- _Task prompt_: Each line of the material below that holds the word "aspx" needs to be copied.

- _Available data_:
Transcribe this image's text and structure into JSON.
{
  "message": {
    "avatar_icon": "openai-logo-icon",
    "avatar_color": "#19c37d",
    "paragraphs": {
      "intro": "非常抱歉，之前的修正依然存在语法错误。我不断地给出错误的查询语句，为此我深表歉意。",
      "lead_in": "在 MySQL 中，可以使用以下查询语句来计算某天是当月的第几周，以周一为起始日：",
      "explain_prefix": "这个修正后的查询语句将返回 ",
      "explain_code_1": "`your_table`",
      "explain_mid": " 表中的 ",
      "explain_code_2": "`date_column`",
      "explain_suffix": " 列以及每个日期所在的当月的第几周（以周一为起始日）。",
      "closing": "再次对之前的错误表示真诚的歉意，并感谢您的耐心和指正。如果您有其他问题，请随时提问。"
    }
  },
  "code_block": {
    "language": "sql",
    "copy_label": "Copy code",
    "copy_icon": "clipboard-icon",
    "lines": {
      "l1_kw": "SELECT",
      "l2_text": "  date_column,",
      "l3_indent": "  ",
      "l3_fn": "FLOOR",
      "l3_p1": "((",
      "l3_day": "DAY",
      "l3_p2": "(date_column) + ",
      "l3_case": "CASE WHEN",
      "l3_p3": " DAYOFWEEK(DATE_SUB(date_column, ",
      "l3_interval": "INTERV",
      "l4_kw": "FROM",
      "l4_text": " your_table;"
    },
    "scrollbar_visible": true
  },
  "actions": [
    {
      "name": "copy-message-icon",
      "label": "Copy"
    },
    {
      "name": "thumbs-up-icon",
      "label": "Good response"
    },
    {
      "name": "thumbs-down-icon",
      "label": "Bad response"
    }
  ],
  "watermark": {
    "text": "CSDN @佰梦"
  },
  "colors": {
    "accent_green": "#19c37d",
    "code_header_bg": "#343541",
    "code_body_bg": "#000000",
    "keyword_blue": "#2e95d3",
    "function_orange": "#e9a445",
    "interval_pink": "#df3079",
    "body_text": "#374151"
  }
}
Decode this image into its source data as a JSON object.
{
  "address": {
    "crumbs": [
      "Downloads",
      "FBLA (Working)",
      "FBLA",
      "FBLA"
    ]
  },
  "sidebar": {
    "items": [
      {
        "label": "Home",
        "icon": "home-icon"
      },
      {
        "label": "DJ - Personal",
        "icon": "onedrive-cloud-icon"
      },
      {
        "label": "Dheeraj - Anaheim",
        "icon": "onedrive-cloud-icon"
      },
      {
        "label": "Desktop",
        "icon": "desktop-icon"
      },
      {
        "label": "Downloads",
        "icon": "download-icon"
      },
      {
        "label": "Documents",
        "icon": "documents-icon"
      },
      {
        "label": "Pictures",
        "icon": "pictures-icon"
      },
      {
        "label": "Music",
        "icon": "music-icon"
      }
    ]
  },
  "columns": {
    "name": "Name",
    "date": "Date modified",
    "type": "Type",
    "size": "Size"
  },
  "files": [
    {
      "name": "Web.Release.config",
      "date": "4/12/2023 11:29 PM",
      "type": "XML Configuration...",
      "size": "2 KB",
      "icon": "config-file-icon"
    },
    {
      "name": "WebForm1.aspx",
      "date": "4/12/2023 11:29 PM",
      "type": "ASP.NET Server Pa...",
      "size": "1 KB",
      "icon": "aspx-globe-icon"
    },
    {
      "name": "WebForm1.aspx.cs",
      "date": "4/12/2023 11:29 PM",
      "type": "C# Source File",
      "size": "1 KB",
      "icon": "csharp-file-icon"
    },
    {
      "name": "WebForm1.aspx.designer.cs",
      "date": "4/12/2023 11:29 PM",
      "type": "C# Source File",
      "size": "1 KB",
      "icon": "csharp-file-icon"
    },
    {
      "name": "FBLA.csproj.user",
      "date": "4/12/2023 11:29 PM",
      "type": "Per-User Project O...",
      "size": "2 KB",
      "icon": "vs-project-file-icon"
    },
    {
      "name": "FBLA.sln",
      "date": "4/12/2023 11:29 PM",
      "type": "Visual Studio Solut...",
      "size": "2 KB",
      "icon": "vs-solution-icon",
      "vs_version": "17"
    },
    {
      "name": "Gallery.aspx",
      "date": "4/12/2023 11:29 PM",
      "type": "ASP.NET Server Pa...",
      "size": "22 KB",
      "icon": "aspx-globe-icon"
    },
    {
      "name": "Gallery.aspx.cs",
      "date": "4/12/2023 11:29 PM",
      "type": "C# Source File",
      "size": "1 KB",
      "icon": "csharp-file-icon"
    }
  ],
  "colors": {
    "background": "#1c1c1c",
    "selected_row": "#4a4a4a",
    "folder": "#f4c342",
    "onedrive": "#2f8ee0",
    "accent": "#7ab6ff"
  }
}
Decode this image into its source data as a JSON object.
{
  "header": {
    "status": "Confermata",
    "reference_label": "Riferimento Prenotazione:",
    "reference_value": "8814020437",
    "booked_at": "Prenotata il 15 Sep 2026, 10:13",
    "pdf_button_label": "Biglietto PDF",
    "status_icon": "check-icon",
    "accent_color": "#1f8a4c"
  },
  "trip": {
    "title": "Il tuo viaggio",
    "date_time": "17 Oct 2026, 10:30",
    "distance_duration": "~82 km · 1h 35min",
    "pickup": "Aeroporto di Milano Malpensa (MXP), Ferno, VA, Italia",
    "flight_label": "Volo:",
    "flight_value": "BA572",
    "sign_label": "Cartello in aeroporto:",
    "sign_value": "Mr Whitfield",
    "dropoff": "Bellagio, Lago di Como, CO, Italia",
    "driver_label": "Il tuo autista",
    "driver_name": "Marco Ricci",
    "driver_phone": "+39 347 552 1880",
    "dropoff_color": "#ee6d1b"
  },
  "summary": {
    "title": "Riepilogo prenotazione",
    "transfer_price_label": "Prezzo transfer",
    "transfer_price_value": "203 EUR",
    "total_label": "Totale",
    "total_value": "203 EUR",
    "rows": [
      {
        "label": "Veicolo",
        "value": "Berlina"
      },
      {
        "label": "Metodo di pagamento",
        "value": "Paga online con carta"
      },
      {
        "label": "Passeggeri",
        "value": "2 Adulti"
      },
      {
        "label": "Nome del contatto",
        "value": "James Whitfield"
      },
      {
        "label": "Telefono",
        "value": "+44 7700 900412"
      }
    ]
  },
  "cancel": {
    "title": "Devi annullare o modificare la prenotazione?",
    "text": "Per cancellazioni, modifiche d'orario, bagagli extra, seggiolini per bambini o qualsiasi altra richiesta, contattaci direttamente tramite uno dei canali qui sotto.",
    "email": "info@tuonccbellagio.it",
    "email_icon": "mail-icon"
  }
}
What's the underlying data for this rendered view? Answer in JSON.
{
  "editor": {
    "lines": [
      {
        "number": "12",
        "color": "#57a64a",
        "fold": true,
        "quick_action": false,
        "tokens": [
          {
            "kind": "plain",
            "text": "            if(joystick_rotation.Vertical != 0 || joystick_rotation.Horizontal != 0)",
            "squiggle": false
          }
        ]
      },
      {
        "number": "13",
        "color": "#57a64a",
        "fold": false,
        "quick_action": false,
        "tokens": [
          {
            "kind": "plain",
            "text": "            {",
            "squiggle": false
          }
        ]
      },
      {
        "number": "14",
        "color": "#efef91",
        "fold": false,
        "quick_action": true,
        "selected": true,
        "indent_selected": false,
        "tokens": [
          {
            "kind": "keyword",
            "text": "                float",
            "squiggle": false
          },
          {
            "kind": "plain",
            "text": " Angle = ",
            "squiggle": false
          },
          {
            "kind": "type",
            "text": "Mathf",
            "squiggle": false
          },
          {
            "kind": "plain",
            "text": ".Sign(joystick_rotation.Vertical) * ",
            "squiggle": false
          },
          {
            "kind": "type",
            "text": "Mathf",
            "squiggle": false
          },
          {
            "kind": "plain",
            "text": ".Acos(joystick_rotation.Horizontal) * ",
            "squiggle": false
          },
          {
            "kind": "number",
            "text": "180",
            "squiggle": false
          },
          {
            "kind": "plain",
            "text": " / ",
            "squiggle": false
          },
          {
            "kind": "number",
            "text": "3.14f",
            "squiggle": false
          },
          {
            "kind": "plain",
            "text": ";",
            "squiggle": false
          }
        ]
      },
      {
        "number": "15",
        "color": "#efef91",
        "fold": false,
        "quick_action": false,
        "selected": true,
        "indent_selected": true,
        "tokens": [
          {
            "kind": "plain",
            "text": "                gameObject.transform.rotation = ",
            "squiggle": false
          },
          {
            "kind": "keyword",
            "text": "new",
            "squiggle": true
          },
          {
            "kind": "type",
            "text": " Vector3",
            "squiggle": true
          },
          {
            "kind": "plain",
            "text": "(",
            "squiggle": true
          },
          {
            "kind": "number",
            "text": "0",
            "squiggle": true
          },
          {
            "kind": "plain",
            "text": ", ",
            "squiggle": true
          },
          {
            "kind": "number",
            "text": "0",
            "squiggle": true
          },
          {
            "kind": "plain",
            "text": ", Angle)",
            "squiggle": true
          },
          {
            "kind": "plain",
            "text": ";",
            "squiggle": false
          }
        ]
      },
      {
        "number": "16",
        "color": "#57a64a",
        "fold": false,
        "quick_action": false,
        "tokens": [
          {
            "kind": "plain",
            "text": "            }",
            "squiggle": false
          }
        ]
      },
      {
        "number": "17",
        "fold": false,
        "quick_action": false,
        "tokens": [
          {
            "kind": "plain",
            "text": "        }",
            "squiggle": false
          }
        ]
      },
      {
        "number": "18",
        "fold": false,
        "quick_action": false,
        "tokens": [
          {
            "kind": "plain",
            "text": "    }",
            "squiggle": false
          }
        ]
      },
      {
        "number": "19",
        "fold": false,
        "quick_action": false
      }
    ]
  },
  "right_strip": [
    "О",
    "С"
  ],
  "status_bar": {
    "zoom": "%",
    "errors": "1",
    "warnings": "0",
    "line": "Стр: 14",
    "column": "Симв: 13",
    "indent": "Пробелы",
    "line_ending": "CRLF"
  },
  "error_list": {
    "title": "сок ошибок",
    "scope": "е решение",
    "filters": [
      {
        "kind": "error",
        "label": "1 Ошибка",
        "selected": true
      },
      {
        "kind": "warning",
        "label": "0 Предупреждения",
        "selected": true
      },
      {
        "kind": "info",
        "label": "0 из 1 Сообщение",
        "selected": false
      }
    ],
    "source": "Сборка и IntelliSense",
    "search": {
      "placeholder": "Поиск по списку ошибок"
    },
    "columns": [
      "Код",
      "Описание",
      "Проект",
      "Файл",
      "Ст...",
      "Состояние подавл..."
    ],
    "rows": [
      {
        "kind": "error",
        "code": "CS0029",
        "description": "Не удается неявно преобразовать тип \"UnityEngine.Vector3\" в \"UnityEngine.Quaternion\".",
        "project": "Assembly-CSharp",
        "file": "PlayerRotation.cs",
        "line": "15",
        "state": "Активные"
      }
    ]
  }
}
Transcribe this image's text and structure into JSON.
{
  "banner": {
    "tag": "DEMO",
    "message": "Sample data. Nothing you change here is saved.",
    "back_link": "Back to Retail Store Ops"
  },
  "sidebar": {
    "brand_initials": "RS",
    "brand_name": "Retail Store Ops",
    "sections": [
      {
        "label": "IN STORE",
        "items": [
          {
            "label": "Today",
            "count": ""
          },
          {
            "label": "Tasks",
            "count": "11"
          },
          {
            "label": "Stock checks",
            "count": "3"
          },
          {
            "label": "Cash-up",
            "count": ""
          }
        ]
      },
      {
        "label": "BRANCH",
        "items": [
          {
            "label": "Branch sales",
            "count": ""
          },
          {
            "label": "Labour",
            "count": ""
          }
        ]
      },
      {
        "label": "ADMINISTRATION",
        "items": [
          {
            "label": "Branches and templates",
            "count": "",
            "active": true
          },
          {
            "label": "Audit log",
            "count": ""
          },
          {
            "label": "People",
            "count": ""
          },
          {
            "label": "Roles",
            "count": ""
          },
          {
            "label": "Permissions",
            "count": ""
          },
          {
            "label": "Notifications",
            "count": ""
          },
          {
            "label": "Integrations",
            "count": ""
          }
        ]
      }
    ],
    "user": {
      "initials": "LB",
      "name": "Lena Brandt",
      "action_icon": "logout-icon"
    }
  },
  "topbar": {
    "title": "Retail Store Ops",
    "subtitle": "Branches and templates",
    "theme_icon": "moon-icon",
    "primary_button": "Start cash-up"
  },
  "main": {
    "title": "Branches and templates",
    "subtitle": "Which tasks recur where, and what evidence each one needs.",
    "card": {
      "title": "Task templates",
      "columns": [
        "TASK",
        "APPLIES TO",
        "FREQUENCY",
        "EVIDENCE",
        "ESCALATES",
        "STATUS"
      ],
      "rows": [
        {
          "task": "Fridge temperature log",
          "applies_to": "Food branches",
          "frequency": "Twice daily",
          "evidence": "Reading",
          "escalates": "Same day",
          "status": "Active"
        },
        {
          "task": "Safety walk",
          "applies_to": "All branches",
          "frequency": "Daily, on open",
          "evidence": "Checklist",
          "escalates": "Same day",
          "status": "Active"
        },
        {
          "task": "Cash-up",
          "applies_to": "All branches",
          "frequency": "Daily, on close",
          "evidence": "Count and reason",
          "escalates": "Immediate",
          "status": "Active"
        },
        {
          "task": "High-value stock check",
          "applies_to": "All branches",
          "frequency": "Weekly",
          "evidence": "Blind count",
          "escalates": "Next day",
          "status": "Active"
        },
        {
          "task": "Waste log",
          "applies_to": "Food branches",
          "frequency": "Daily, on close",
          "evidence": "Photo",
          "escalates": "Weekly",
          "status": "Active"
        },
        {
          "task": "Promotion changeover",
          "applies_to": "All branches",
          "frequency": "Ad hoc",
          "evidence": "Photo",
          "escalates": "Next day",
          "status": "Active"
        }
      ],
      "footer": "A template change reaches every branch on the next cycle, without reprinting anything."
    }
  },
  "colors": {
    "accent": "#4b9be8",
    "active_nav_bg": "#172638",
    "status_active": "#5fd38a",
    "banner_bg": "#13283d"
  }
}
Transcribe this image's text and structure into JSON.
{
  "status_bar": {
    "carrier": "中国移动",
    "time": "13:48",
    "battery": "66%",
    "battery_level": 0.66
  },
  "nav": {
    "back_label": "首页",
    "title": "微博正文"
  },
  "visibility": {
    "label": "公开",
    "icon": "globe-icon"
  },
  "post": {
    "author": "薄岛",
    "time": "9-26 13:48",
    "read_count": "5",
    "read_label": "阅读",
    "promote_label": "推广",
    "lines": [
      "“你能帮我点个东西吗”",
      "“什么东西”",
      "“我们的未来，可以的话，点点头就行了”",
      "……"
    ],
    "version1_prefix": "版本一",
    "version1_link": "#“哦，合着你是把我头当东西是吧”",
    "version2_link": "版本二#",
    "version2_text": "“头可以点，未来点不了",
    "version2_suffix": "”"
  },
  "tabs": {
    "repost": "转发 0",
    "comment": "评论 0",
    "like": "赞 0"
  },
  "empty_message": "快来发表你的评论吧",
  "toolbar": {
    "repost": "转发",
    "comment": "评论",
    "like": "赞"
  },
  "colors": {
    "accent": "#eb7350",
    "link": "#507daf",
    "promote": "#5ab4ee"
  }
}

- _Response area_:
      "name": "WebForm1.aspx",
      "icon": "aspx-globe-icon"
      "name": "WebForm1.aspx.cs",
      "name": "WebForm1.aspx.designer.cs",
      "name": "Gallery.aspx",
      "icon": "aspx-globe-icon"
      "name": "Gallery.aspx.cs",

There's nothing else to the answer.